What you need to do —
Among these records, which lines include "四川弘组招投标代理有限公司"? Copy them out.

Items from an interface collection:
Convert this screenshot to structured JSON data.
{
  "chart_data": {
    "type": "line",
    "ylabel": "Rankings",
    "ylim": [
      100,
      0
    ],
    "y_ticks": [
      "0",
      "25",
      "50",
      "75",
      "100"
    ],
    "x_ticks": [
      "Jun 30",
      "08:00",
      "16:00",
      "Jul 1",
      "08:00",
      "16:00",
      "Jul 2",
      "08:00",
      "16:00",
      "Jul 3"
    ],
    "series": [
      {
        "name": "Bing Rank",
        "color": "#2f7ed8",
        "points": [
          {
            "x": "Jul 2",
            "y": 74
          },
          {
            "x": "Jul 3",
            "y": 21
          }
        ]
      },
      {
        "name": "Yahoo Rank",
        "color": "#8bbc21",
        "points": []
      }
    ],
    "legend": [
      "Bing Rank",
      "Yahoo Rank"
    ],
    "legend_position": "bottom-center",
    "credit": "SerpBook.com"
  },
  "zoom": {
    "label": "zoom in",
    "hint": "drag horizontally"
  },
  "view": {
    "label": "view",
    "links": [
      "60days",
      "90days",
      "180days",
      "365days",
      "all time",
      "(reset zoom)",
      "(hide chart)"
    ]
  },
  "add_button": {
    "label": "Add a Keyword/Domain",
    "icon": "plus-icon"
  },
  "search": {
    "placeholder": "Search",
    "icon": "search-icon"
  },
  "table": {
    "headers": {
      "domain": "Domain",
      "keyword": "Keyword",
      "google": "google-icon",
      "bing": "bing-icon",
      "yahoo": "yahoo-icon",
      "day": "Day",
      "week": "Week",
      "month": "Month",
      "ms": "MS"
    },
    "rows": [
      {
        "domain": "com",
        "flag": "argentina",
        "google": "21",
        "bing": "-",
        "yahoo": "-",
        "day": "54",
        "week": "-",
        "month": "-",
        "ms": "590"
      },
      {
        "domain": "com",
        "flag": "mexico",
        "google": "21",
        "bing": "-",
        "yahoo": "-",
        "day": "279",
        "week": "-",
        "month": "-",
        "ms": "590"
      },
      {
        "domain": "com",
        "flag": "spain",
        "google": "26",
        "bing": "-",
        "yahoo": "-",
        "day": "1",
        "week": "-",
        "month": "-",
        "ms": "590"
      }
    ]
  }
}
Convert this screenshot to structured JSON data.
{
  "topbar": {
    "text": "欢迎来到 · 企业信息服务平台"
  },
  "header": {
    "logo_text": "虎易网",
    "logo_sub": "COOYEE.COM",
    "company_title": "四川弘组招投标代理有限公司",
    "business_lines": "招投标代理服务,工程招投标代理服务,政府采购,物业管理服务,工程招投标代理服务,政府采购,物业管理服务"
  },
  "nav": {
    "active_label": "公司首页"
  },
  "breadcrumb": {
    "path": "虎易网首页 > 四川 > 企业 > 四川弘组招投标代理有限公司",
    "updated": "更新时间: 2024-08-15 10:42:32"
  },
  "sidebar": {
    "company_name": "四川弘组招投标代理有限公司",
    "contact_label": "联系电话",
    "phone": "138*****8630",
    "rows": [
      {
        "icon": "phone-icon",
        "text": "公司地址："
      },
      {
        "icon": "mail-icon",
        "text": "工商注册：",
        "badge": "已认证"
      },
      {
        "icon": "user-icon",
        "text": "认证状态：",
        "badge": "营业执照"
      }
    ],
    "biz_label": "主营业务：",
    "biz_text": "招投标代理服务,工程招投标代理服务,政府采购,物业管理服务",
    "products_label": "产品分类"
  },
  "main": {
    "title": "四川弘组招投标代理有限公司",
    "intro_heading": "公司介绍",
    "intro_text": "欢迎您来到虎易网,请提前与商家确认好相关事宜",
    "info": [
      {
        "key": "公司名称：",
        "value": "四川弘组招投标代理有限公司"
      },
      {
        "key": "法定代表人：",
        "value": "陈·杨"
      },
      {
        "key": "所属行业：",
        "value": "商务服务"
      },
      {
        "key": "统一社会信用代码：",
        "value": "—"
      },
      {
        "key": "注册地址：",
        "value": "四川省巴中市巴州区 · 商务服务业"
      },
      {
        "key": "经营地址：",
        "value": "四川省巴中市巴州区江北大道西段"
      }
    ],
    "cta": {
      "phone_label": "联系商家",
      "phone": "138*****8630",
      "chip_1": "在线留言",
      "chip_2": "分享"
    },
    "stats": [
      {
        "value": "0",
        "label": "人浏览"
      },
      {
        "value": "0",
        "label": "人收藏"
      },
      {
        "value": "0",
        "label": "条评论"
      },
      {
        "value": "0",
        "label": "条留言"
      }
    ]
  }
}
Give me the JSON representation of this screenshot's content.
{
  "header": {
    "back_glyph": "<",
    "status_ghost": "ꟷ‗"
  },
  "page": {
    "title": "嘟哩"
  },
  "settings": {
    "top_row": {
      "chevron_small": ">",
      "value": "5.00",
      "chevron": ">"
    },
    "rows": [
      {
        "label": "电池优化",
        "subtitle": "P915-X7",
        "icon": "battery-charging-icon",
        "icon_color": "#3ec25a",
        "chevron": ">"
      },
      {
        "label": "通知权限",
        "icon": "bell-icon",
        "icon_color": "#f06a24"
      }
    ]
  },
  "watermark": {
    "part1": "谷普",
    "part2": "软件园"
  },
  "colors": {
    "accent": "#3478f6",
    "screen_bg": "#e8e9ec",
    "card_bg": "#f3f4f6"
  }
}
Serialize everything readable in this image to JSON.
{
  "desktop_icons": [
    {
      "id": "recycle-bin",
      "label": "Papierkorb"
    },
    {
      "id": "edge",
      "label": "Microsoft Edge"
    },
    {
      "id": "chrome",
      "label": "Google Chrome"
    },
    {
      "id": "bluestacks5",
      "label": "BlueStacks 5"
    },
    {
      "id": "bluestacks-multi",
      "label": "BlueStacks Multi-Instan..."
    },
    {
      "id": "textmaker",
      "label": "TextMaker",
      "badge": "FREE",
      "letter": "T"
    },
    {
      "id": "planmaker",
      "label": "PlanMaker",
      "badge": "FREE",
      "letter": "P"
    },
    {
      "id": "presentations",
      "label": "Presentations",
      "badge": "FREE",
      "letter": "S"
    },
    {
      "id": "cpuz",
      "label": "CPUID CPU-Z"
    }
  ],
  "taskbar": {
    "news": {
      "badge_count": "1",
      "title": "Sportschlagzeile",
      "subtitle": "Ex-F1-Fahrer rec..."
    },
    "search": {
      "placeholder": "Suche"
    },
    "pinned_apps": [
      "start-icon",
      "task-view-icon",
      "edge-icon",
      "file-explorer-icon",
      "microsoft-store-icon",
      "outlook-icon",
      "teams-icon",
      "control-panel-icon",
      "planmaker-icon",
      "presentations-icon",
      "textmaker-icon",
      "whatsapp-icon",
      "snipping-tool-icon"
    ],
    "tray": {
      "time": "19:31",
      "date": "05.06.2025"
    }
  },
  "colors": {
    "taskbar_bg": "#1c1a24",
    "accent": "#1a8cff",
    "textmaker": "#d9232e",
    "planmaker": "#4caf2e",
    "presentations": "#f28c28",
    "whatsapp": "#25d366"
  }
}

Response for this exercise —
    "company_title": "四川弘组招投标代理有限公司",
    "path": "虎易网首页 > 四川 > 企业 > 四川弘组招投标代理有限公司",
    "company_name": "四川弘组招投标代理有限公司",
    "title": "四川弘组招投标代理有限公司",
        "value": "四川弘组招投标代理有限公司"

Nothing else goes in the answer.